Work required → Among the lines of the material, copy those that hold the string "apagado".

Provided records →
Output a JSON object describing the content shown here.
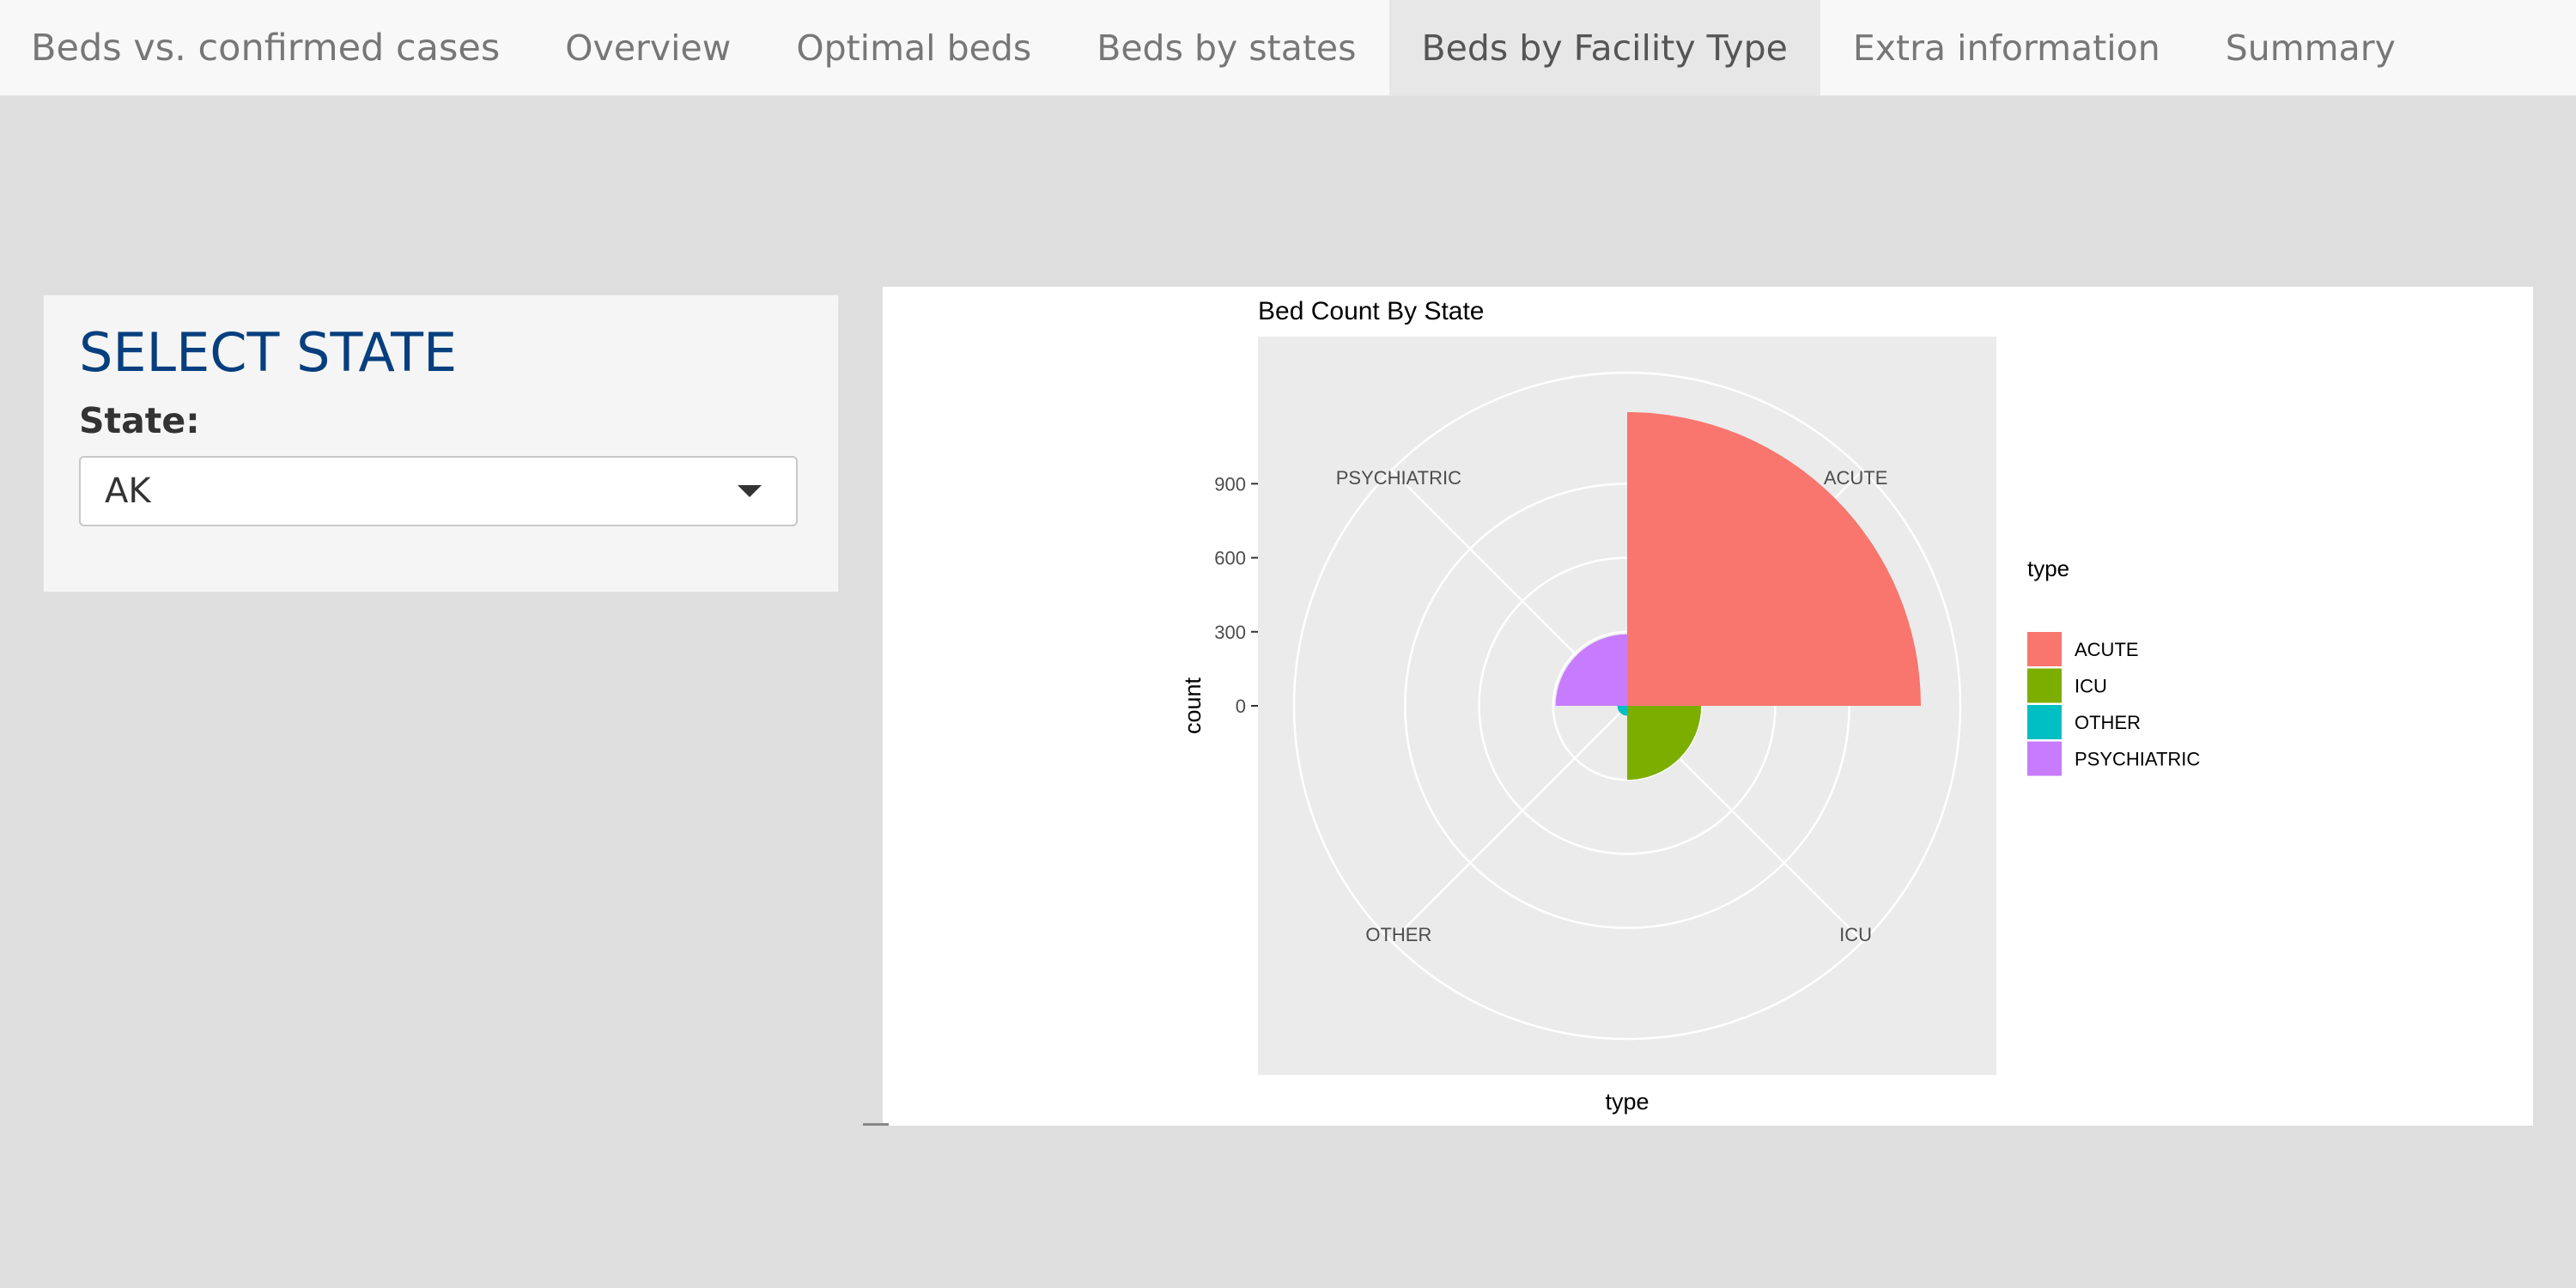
{
  "navbar": {
    "brand": "Beds vs. confirmed cases",
    "tabs": [
      {
        "label": "Overview",
        "active": false
      },
      {
        "label": "Optimal beds",
        "active": false
      },
      {
        "label": "Beds by states",
        "active": false
      },
      {
        "label": "Beds by Facility Type",
        "active": true
      },
      {
        "label": "Extra information",
        "active": false
      },
      {
        "label": "Summary",
        "active": false
      }
    ]
  },
  "sidebar": {
    "title": "SELECT STATE",
    "state_label": "State:",
    "state_value": "AK"
  },
  "colors": {
    "ACUTE": "#f8766d",
    "ICU": "#7cae00",
    "OTHER": "#00bfc4",
    "PSYCHIATRIC": "#c77cff",
    "panel_bg": "#ebebeb",
    "grid": "#ffffff"
  },
  "chart_data": {
    "type": "polar-bar",
    "title": "Bed Count By State",
    "xlabel": "type",
    "ylabel": "count",
    "categories": [
      "ACUTE",
      "ICU",
      "OTHER",
      "PSYCHIATRIC"
    ],
    "values": [
      1190,
      300,
      40,
      290
    ],
    "y_ticks": [
      0,
      300,
      600,
      900
    ],
    "legend_title": "type",
    "legend_placement": "right"
  }
}
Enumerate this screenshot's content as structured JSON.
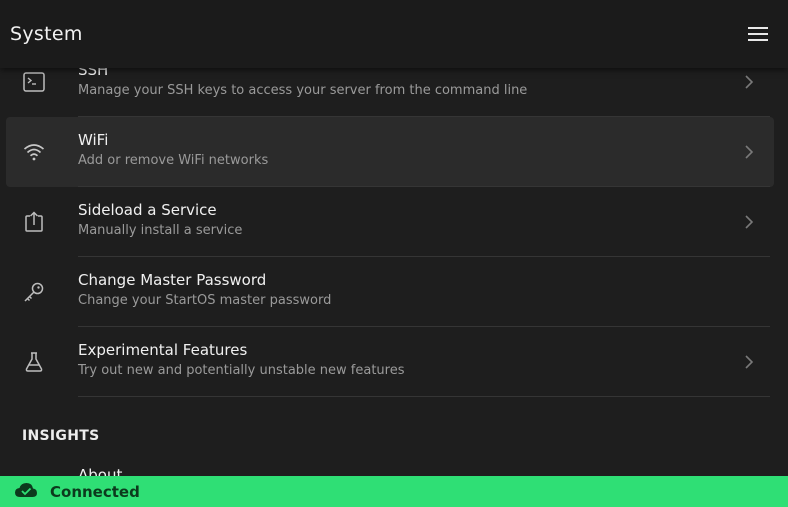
{
  "header": {
    "title": "System",
    "menu_icon": "hamburger-menu-icon"
  },
  "items": [
    {
      "label": "SSH",
      "description": "Manage your SSH keys to access your server from the command line",
      "icon": "terminal-icon"
    },
    {
      "label": "WiFi",
      "description": "Add or remove WiFi networks",
      "icon": "wifi-icon"
    },
    {
      "label": "Sideload a Service",
      "description": "Manually install a service",
      "icon": "upload-icon"
    },
    {
      "label": "Change Master Password",
      "description": "Change your StartOS master password",
      "icon": "key-icon"
    },
    {
      "label": "Experimental Features",
      "description": "Try out new and potentially unstable new features",
      "icon": "flask-icon"
    }
  ],
  "insights": {
    "title": "INSIGHTS",
    "items": [
      {
        "label": "About"
      }
    ]
  },
  "status": {
    "text": "Connected",
    "icon": "cloud-check-icon",
    "color": "#2fdf75"
  }
}
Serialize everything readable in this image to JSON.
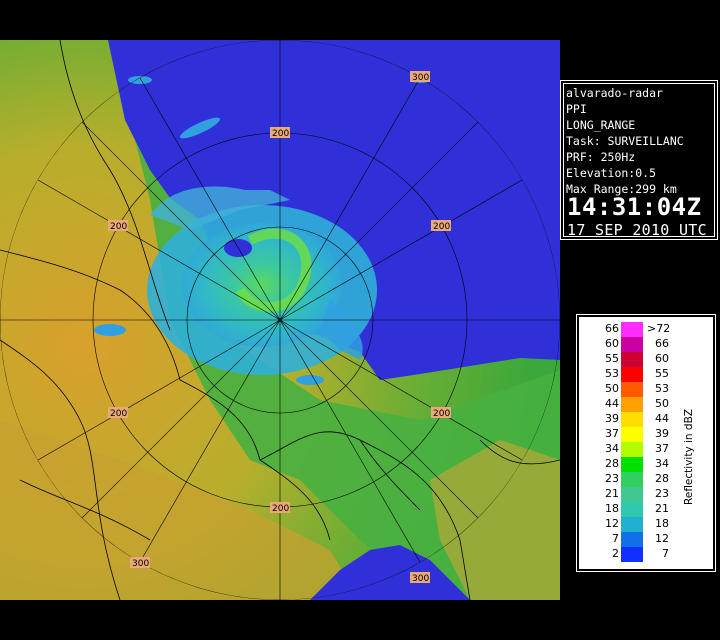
{
  "radar": {
    "site": "alvarado-radar",
    "product": "PPI",
    "mode": "LONG_RANGE",
    "task": "Task: SURVEILLANC",
    "prf": "PRF: 250Hz",
    "elevation": "Elevation:0.5",
    "max_range": "Max Range:299 km",
    "time": "14:31:04Z",
    "date": "17 SEP 2010 UTC"
  },
  "range_labels": {
    "r200_a": "200",
    "r200_b": "200",
    "r200_c": "200",
    "r200_d": "200",
    "r200_e": "200",
    "r300_a": "300",
    "r300_b": "300"
  },
  "legend": {
    "title": "Reflectivity in dBZ",
    "bins": [
      {
        "low": "66",
        "high": ">72",
        "color": "#ff2cff"
      },
      {
        "low": "60",
        "high": "66",
        "color": "#cc00a0"
      },
      {
        "low": "55",
        "high": "60",
        "color": "#cc0033"
      },
      {
        "low": "53",
        "high": "55",
        "color": "#ff0000"
      },
      {
        "low": "50",
        "high": "53",
        "color": "#ff5a00"
      },
      {
        "low": "44",
        "high": "50",
        "color": "#ffa000"
      },
      {
        "low": "39",
        "high": "44",
        "color": "#ffdd00"
      },
      {
        "low": "37",
        "high": "39",
        "color": "#ffff00"
      },
      {
        "low": "34",
        "high": "37",
        "color": "#b0ff00"
      },
      {
        "low": "28",
        "high": "34",
        "color": "#00e000"
      },
      {
        "low": "23",
        "high": "28",
        "color": "#30d060"
      },
      {
        "low": "21",
        "high": "23",
        "color": "#40c890"
      },
      {
        "low": "18",
        "high": "21",
        "color": "#30c8b0"
      },
      {
        "low": "12",
        "high": "18",
        "color": "#20b0d0"
      },
      {
        "low": "7",
        "high": "12",
        "color": "#1070e8"
      },
      {
        "low": "2",
        "high": "7",
        "color": "#1030ff"
      }
    ]
  },
  "colors": {
    "ocean": "#3030d8",
    "land_low": "#3aa83a",
    "land_high": "#d8a030"
  }
}
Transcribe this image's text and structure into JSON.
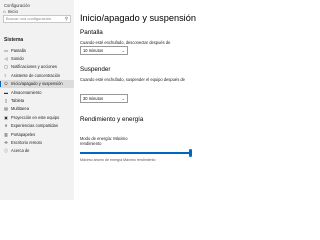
{
  "window": {
    "title": "Configuración"
  },
  "sidebar": {
    "home_label": "Inicio",
    "search_placeholder": "Buscar una configuración",
    "section": "Sistema",
    "items": [
      {
        "label": "Pantalla",
        "icon": "display-icon"
      },
      {
        "label": "Sonido",
        "icon": "speaker-icon"
      },
      {
        "label": "Notificaciones y acciones",
        "icon": "notifications-icon"
      },
      {
        "label": "Asistente de concentración",
        "icon": "moon-icon"
      },
      {
        "label": "Inicio/apagado y suspensión",
        "icon": "power-icon",
        "selected": true
      },
      {
        "label": "Almacenamiento",
        "icon": "storage-icon"
      },
      {
        "label": "Tableta",
        "icon": "tablet-icon"
      },
      {
        "label": "Multitarea",
        "icon": "multitask-icon"
      },
      {
        "label": "Proyección en este equipo",
        "icon": "project-icon"
      },
      {
        "label": "Experiencias compartidas",
        "icon": "share-icon"
      },
      {
        "label": "Portapapeles",
        "icon": "clipboard-icon"
      },
      {
        "label": "Escritorio remoto",
        "icon": "remote-icon"
      },
      {
        "label": "Acerca de",
        "icon": "info-icon"
      }
    ]
  },
  "main": {
    "title": "Inicio/apagado y suspensión",
    "screen": {
      "heading": "Pantalla",
      "label": "Cuando esté enchufado, desconectar después de",
      "value": "10 minutos"
    },
    "sleep": {
      "heading": "Suspender",
      "label": "Cuando esté enchufado, suspender el equipo después de",
      "value": "30 minutos"
    },
    "performance": {
      "heading": "Rendimiento y energía",
      "mode_label": "Modo de energía: Máximo rendimiento",
      "mode_level": 1.0,
      "slider_note": "Máximo ahorro de energía     Máximo rendimiento"
    }
  },
  "colors": {
    "accent": "#0067c0",
    "sidebar_bg": "#f2f2f2"
  }
}
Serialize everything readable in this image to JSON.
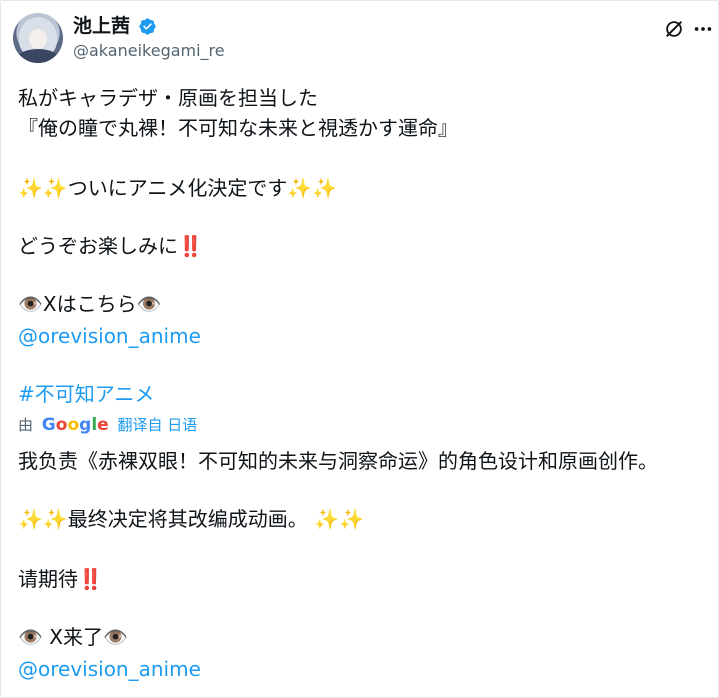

Solution to this exercise →
        "label": "Inicio/apagado y suspensión",
    "title": "Inicio/apagado y suspensión",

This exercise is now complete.